Records contained in a dataset:
-*-
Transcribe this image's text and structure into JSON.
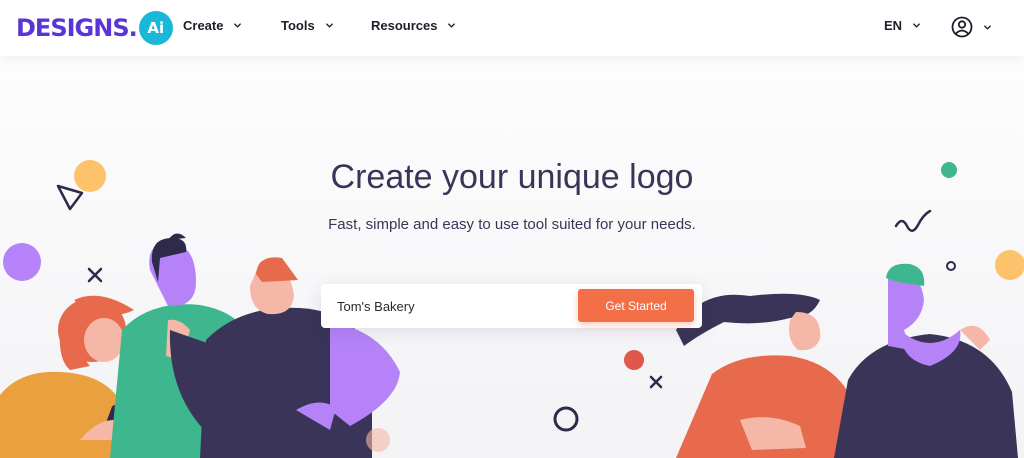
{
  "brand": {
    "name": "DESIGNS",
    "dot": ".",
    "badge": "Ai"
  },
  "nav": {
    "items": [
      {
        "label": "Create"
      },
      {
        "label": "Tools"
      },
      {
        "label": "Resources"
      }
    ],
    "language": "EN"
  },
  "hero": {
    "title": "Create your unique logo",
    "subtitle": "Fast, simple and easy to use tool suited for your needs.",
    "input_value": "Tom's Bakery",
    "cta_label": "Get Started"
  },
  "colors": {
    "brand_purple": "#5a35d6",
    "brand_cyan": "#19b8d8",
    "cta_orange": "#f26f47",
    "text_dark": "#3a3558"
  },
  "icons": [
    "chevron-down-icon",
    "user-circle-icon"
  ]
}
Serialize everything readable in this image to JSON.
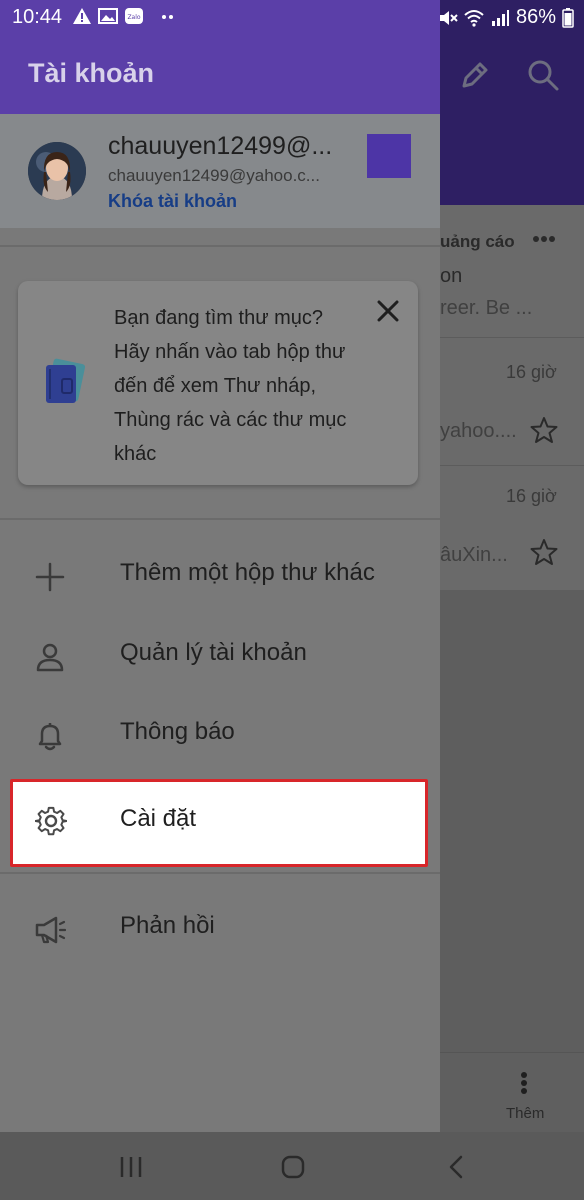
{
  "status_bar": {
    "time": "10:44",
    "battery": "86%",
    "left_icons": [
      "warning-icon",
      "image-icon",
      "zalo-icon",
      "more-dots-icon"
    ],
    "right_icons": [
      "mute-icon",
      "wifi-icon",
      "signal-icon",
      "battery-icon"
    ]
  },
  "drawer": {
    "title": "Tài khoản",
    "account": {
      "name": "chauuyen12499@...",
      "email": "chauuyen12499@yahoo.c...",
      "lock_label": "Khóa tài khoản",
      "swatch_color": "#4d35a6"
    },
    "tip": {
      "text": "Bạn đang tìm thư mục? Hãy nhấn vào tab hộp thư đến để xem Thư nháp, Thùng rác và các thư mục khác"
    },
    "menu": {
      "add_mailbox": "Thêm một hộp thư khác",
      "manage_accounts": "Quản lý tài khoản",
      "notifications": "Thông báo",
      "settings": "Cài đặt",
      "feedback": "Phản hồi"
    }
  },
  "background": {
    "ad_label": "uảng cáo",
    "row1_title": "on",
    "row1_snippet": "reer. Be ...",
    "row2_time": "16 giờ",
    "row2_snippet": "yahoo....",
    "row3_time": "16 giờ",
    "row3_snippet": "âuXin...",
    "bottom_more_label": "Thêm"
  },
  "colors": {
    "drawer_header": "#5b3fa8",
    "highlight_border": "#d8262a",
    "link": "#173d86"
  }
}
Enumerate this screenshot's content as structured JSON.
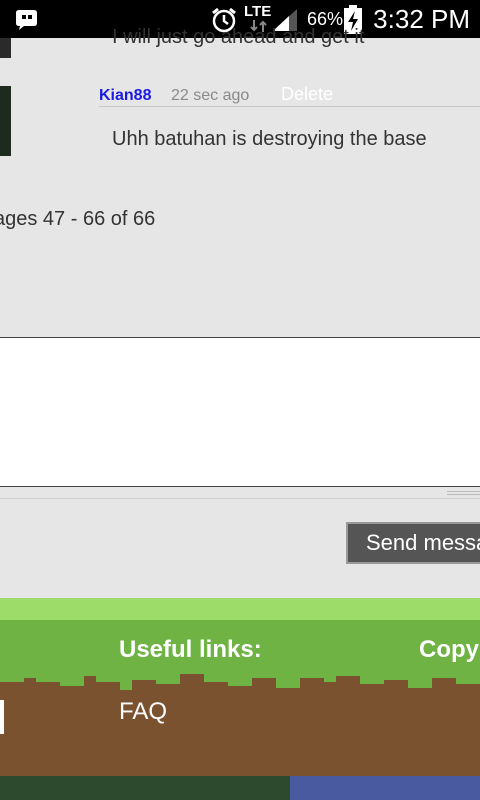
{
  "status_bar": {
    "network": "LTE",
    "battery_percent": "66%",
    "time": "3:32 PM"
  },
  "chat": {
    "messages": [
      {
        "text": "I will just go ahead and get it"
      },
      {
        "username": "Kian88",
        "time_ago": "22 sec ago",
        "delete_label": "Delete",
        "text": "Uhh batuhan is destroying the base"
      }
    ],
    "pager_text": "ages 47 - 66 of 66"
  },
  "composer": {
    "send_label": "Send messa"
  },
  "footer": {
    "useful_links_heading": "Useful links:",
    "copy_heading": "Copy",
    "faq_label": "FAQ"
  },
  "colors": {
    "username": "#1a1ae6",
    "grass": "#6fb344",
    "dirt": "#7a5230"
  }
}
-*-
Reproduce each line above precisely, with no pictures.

» Problem solution:
Transcribe this image's text and structure into JSON.
{
  "brand": {
    "name": "DESIGNS",
    "dot": ".",
    "badge": "Ai"
  },
  "nav": {
    "items": [
      {
        "label": "Create"
      },
      {
        "label": "Tools"
      },
      {
        "label": "Resources"
      }
    ],
    "language": "EN"
  },
  "hero": {
    "title": "Create your unique logo",
    "subtitle": "Fast, simple and easy to use tool suited for your needs.",
    "input_value": "Tom's Bakery",
    "cta_label": "Get Started"
  },
  "colors": {
    "brand_purple": "#5a35d6",
    "brand_cyan": "#19b8d8",
    "cta_orange": "#f26f47",
    "text_dark": "#3a3558"
  },
  "icons": [
    "chevron-down-icon",
    "user-circle-icon"
  ]
}
Serialize everything readable in this image to JSON.
{
  "status_bar": {
    "time": "10:44",
    "battery": "86%",
    "left_icons": [
      "warning-icon",
      "image-icon",
      "zalo-icon",
      "more-dots-icon"
    ],
    "right_icons": [
      "mute-icon",
      "wifi-icon",
      "signal-icon",
      "battery-icon"
    ]
  },
  "drawer": {
    "title": "Tài khoản",
    "account": {
      "name": "chauuyen12499@...",
      "email": "chauuyen12499@yahoo.c...",
      "lock_label": "Khóa tài khoản",
      "swatch_color": "#4d35a6"
    },
    "tip": {
      "text": "Bạn đang tìm thư mục? Hãy nhấn vào tab hộp thư đến để xem Thư nháp, Thùng rác và các thư mục khác"
    },
    "menu": {
      "add_mailbox": "Thêm một hộp thư khác",
      "manage_accounts": "Quản lý tài khoản",
      "notifications": "Thông báo",
      "settings": "Cài đặt",
      "feedback": "Phản hồi"
    }
  },
  "background": {
    "ad_label": "uảng cáo",
    "row1_title": "on",
    "row1_snippet": "reer. Be ...",
    "row2_time": "16 giờ",
    "row2_snippet": "yahoo....",
    "row3_time": "16 giờ",
    "row3_snippet": "âuXin...",
    "bottom_more_label": "Thêm"
  },
  "colors": {
    "drawer_header": "#5b3fa8",
    "highlight_border": "#d8262a",
    "link": "#173d86"
  }
}
Enumerate this screenshot's content as structured JSON.
{
  "status_bar": {
    "network": "LTE",
    "battery_percent": "66%",
    "time": "3:32 PM"
  },
  "chat": {
    "messages": [
      {
        "text": "I will just go ahead and get it"
      },
      {
        "username": "Kian88",
        "time_ago": "22 sec ago",
        "delete_label": "Delete",
        "text": "Uhh batuhan is destroying the base"
      }
    ],
    "pager_text": "ages 47 - 66 of 66"
  },
  "composer": {
    "send_label": "Send messa"
  },
  "footer": {
    "useful_links_heading": "Useful links:",
    "copy_heading": "Copy",
    "faq_label": "FAQ"
  },
  "colors": {
    "username": "#1a1ae6",
    "grass": "#6fb344",
    "dirt": "#7a5230"
  }
}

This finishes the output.